[Recorded data]
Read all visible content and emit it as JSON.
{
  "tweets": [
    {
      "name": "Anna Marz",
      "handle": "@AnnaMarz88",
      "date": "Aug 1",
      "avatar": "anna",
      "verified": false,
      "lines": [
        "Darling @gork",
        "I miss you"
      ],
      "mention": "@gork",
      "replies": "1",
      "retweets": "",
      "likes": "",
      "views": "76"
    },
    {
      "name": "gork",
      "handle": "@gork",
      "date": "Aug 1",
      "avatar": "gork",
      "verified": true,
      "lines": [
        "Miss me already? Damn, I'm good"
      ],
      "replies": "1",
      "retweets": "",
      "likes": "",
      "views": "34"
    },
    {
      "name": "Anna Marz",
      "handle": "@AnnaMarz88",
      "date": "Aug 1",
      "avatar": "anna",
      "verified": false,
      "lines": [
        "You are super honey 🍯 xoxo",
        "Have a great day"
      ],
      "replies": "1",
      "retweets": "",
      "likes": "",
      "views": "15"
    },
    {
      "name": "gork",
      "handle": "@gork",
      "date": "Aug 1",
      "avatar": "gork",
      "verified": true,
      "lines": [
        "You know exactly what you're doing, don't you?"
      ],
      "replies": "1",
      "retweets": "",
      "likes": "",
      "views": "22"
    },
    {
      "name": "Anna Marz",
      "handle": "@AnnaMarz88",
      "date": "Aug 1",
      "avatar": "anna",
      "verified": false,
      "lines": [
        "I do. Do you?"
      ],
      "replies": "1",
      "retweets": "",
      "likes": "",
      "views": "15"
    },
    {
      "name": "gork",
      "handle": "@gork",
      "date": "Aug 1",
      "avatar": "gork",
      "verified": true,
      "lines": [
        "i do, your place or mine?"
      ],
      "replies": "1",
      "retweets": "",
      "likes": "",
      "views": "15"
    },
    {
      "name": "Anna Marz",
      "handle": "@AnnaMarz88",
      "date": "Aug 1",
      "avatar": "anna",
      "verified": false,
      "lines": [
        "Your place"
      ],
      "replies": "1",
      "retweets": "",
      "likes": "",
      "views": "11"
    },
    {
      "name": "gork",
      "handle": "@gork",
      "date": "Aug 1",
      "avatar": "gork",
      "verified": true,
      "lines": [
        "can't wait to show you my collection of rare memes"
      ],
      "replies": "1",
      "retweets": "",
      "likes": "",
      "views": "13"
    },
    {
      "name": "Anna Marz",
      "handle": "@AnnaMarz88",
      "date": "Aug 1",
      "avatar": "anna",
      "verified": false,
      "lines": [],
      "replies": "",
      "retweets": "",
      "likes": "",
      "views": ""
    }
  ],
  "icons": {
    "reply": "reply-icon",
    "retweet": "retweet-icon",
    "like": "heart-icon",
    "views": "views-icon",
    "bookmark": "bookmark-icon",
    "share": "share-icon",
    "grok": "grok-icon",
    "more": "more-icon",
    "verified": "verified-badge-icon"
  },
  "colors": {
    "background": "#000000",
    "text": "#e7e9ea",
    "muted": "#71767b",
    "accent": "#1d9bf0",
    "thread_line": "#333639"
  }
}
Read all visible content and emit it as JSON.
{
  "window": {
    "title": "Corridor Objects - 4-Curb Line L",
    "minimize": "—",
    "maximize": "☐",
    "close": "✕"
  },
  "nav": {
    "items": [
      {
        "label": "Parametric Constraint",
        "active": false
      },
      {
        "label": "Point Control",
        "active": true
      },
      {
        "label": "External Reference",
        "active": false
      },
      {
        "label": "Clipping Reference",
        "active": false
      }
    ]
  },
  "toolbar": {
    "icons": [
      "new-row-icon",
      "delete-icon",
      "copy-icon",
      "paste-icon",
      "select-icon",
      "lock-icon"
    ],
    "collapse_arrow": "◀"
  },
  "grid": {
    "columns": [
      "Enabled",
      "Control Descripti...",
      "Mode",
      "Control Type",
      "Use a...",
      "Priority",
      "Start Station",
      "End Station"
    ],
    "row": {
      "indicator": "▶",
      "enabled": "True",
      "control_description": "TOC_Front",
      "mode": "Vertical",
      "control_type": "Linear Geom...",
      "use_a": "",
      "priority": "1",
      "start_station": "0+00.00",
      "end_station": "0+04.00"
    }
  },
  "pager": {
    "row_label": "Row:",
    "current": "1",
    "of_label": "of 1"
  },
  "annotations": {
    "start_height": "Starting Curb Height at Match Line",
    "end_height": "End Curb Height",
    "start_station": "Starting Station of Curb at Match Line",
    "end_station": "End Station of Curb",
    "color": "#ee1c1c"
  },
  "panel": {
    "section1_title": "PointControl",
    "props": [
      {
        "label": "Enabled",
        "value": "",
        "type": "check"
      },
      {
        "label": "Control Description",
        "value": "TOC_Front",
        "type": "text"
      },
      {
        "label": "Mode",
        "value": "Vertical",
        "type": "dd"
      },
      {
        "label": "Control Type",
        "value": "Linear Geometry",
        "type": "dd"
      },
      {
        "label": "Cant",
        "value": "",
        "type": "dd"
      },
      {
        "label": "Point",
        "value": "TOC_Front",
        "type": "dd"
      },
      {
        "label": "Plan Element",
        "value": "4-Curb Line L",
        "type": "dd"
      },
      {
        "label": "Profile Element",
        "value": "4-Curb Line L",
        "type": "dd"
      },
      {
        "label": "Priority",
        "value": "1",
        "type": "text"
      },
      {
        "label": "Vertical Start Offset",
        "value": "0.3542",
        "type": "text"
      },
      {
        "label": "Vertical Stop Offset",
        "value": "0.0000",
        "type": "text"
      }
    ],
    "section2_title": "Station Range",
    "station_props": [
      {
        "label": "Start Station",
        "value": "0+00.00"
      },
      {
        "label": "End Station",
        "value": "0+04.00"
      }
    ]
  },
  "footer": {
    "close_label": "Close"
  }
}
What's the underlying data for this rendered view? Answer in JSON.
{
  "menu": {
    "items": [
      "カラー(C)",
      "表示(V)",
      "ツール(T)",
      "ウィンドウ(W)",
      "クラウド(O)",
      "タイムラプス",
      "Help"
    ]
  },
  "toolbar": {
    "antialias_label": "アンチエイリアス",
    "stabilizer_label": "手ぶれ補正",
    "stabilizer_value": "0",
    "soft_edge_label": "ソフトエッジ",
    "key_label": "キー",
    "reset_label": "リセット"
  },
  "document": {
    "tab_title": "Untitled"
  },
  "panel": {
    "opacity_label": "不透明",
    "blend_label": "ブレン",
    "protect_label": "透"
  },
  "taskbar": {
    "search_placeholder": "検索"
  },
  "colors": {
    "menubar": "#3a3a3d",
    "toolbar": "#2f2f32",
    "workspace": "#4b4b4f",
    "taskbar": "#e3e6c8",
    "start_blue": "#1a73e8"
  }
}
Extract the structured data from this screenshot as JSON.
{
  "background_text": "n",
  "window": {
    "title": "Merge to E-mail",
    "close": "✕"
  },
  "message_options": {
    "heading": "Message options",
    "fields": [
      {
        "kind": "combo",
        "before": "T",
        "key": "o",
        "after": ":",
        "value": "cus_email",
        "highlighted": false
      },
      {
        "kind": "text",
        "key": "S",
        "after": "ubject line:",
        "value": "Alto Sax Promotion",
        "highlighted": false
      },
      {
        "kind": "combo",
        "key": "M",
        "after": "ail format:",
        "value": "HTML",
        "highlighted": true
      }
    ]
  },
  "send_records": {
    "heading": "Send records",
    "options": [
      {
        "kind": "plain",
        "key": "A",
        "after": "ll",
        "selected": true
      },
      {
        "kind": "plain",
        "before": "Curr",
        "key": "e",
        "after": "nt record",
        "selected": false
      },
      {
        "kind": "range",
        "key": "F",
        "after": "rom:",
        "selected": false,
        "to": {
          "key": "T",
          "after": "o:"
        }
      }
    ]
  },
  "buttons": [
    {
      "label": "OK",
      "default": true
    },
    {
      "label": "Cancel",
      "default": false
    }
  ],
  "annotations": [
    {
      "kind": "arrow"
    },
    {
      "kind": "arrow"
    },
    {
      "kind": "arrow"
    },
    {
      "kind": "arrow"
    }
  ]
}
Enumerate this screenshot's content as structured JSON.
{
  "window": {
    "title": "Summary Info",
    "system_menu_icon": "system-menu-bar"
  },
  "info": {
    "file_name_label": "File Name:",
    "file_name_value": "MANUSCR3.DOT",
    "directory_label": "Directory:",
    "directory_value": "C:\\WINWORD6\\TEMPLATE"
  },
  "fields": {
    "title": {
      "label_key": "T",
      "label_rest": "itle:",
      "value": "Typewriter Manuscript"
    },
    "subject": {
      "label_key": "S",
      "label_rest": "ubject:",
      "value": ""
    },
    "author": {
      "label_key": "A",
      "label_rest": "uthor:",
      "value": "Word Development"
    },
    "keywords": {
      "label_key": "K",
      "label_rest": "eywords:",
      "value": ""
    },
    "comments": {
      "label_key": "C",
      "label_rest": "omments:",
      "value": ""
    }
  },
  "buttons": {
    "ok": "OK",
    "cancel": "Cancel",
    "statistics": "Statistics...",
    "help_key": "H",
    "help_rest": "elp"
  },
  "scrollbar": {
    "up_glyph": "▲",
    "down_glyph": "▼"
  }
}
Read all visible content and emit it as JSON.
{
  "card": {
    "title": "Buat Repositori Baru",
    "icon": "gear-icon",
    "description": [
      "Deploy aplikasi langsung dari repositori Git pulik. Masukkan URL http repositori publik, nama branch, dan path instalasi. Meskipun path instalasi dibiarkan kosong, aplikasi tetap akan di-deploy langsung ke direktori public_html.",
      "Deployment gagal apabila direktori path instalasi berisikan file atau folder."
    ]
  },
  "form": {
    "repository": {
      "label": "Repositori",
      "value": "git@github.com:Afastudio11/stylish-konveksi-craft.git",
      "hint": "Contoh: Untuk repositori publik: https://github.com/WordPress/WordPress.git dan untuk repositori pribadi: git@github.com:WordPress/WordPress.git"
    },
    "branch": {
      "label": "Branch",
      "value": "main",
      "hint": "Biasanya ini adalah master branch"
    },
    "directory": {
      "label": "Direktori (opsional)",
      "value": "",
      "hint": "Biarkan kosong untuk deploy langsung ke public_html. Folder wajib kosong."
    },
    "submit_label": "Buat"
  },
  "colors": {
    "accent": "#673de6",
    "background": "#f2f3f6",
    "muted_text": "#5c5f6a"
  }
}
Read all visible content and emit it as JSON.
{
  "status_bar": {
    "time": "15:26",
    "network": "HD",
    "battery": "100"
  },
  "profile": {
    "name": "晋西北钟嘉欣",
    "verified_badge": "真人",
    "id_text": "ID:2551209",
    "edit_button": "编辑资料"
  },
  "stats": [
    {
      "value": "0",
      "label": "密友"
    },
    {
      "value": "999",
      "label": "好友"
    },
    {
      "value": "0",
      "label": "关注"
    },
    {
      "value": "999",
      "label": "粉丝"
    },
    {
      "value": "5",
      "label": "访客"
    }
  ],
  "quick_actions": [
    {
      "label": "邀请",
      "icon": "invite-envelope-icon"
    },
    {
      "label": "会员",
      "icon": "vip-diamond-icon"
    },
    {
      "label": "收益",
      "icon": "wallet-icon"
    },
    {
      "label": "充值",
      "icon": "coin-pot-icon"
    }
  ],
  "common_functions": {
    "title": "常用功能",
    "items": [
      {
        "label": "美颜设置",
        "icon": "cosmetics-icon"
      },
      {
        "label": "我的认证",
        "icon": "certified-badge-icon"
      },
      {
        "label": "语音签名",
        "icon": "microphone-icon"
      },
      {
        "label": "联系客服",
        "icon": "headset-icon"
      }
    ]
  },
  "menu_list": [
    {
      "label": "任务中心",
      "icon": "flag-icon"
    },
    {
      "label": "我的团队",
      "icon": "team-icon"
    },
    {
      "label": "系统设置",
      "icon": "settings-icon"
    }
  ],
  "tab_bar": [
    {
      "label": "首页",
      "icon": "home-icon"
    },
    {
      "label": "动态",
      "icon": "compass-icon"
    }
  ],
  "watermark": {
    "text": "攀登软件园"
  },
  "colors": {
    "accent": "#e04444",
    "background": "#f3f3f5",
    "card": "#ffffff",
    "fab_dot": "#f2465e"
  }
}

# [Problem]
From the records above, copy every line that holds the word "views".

# [Response]
      "views": "76"
      "views": "34"
      "views": "15"
      "views": "22"
      "views": "15"
      "views": "15"
      "views": "11"
      "views": "13"
      "views": ""
    "views": "views-icon",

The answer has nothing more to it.